After the interlude of two years (2009-2010) which saw the deficits soar to stabilise the banking system and mitigate the effects of the financial crisis on growth, governments across the EU began cutting deficits, thus preventing the continuation of European macroeconomic contra-cyclical policies (6,7).
In addition, structural market reforms have re-emerged as a priority. Structural reform is not a new priority. It has been subject to a number of strategic proposals in the course of the last 30 years, such as “objective 92” in 1985, the “Lisbon Strategy” in 2000 and “Europe 2020” in 2010. As the 2003 Sapir Report and the 2010 Monti Report accurately remind readers, internal market integration is the EU’s principal intervention mechanism by which it ensures the Union’s competitiveness and for which community institutions are availed appropriate powers (exclusive or shared), decision-making instruments and control.
Governments(8), the Commission, and the ECB, have currently expressed the desire to push market reform forward despite prevailing economic recessions, especially in the labour market. The claim is that such reforms have been too long in waiting and are inevitable if Europe is to recover international competitiveness. That being said, internally, the EU remains an uncooperative economic environment.
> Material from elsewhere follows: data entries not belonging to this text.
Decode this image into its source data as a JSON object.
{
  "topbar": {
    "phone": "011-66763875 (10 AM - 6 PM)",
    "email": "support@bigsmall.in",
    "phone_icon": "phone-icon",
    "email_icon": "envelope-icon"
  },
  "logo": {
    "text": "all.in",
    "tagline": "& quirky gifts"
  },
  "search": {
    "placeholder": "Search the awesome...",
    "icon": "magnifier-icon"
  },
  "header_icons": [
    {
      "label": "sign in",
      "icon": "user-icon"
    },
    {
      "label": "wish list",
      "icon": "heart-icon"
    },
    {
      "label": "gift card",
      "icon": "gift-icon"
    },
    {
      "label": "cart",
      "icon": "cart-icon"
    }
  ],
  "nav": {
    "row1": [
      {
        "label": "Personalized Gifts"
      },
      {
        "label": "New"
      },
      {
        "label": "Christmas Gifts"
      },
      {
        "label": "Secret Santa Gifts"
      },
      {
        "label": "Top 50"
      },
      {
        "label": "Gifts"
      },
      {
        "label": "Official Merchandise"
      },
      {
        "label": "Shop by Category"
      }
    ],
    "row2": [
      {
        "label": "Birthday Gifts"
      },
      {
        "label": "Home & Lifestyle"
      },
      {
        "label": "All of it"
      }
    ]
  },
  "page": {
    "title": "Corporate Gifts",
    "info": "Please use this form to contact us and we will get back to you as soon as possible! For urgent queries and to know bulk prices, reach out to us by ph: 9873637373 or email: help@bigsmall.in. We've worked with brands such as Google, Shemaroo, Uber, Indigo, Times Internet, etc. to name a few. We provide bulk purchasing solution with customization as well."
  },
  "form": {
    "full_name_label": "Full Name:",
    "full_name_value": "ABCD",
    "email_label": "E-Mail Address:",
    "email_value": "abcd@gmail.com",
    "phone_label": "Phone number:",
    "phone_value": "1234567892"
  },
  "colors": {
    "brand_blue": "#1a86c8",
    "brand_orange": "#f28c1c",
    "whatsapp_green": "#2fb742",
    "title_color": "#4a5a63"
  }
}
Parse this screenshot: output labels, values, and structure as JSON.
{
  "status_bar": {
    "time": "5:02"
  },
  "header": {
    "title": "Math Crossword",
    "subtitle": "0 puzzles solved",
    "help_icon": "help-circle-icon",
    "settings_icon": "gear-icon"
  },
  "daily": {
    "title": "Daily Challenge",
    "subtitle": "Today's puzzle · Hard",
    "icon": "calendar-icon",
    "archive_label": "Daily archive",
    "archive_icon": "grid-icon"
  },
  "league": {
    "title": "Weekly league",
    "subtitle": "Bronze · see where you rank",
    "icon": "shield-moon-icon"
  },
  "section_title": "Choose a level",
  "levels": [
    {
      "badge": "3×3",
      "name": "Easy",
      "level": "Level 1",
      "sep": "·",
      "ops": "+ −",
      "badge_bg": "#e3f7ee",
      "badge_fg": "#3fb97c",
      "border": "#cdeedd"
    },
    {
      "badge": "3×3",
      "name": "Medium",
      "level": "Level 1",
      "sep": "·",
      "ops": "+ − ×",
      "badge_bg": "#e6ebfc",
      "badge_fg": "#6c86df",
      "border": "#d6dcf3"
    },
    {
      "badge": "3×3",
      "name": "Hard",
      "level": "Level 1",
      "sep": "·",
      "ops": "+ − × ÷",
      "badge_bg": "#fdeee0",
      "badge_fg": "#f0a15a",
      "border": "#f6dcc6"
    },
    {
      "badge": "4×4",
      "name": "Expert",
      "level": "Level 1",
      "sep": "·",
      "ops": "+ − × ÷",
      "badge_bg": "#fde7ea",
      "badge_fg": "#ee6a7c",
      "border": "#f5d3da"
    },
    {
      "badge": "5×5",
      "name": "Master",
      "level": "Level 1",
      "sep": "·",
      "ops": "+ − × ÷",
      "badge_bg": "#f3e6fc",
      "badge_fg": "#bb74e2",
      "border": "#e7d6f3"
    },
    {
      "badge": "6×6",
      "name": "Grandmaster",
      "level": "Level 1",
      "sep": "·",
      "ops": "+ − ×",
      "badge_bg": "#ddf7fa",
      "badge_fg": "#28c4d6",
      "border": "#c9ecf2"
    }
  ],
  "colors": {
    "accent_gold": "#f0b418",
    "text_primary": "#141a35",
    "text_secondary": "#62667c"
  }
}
Members struggle for individual survival dampening internal demand while trying to increase export levels to the USA and emerging economies as a means to overcome growth stagnation at the national level. This macroeconomic strategy is contradicted by current results as the Commission’s last forecast in autumn confirms Europe’s economic stagnation and growing rate of unemployment.
(1) In addition, to the Eurobarometer polls, there is also Daniel Debomy’s Les européens croient-ils encore en l’UE?, Notre Europe, June 2012, www.notre-europe.eu
(2) A very succinct and interesting summary can be found in Jose Ignacio Torreblanca’s note, Saving the Euro: the Spanish perspective, ECFR, 2012, www.ecfr.eu
(3) The European Council and Parliament adopted six pieces of legislation in November 2011 (JO L 306, 23.11.2011). The Treaty on budgetary coordination, currently in the process of parliamentary ratification, confirms this mechanism.
(4) Toward a genuine economic and monetary union, June 25, 2012
(5) The Van Rompuy document mentions this but without specifying anything more than having a Parliamentary consultation at the national level on the existing protocol within the Treaty of Lisbon.
(6) See for example a good macroeconomic summary by Simon Tilford, Economic recovery requires a better deal for labour, Centre for European reform, London, November, 2012
(7) IMK, Fiscal Pact deepens euro area crisis, Report 71, March, 2012
(8) See, for instance, the common letter from 12 prime ministers addressed to the presidents of the European Council and of the Commission: A plan for growth in Europe, February 20, 2012